  3. For other Jewish traditions, check out this link.
  4. I also made "scepters" for the kids to take home from dowels and wooden dowel endcaps. I got the idea from Debbie Jackson's blog Bible Fun for Kids. Here is the post with her instructions for making the scepters. I left off the wood doll pin stand and used a standard end cap for the "ball" at the end of the scepter.


Tuesday, December 22, 2020

Angel Breakfast

Ever since I first read about a church that held an Angel Breakfast, I wanted to do an outreach. It was never to be though. So, we held one during Sunday School instead. And now with Covid-19, even a small one probably isn't a good idea. But who's to say you can't adapt this and use it for Christmas breakfast in your home. 

Why not add something different this year. When you can't go to the great events, why not bring one to your home. So here is everything you need to know, including downloadable printables. I hope you have a great family celebration this year.


If you are doing this at home, you can skip the invitations. If you are able to do an event, used pictures of my centerpieces for the invitations. I designed them in Canva, a great online tool that has a free version.


I used paper angels I purchased on Etsy here. I used 20 pound paper rather than card stock so that the tealights would shine through better. I had to enlarge the angels. They are designed for place-cards. I opened it in Adobe PDF and copied the angel by taking a snapshot of it with the snapshot tool. Then I pasted it into a Word doc and enlarged it. You could also use it as intended and make darling place-cards for everyone.

We used Buffalo Snow to make "clouds" down the center of our table. You can use any sort of fiber fill or even cotton batting for this. We added other angel figurines people lent us.


The Meal (Breakfast)

The main part of this breakfast is angel shaped pancakes. We made large round pancakes and cut them with an angel cookie cutter. If you are doing this for a large group, you can make and cut the pancakes ahead of time and then freeze them. When it's time to eat, reheat them in the microwave.

We added a "cloud" of whipped cream under the angel. Syrup, fruit cups and juice rounded out the meal.


You can find plenty of angel crafts online. I have a number on my pinterest board entitled Kid's Events - Christmas Angel Breakfast for Children. We used one from Jesus Without Language. I liked this one because the angel actually looks like it is moving and it came from the Biblical story of the angel that appeared to Joseph in a dream. 

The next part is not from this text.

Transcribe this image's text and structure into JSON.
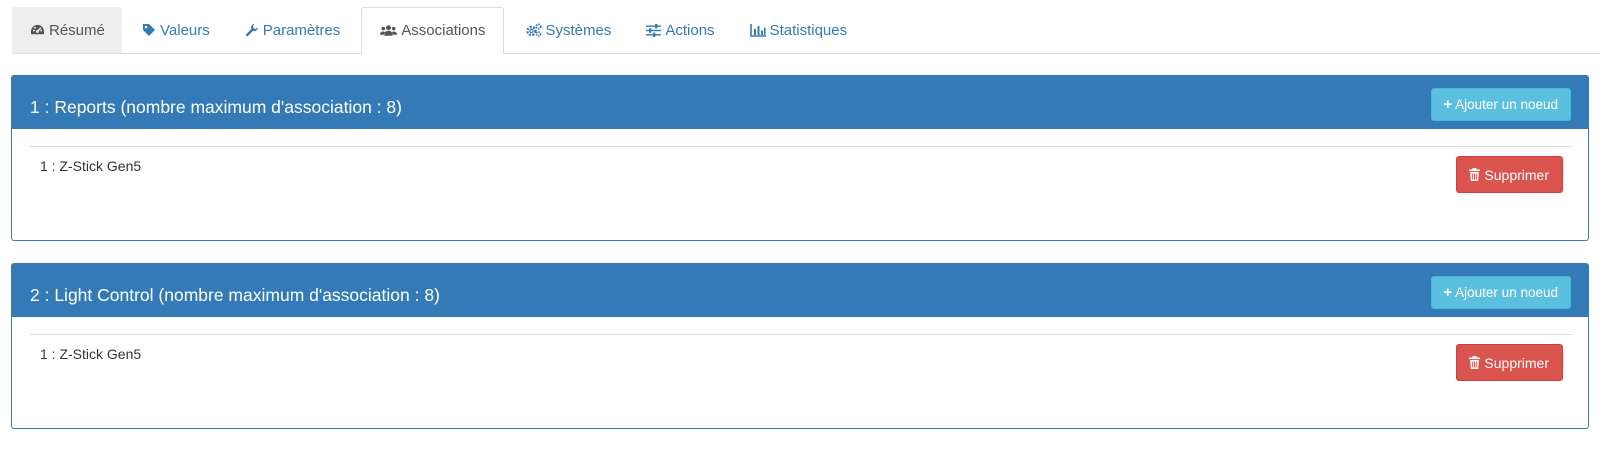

The instructions for this one are here.  You can purchase a huge Christmas pack that will include this craft at Teachers Pay Teachers. You can contact Kate at Jesus Without Language to see if this angel craft can be purchased individually.


What a great opportunity to share with your children some of the truth of Christmas. God used special messengers to help prepare the way for his entrance into this world. The angel appeared to Mary, another to Joseph in a dream, and then to the shepherds. There were other appearances as well, but these are three major ones that occur within the 9 month period of God's entrance. You can find a children's book, or use some of the wonderful, free resources on line. My favorite site for visuals for telling a story is Free Bible Images. The page that has all of their Christmas stories is here.

Above are two sample pictures from one of the many stories you can find at Free Bible Images. They come with story planners if you need help telling the story. I print the pictures on cardstock.

Photo Op

You can make this as fancy or simple as you want. We went with simple. 

Please contact me if you have any questions.


Pirate Themed Trunk & Treat

Shiver me timbers and batton down the hatch, it's trunk and treat time and have we got a theme for you. Be sure to check the video out a...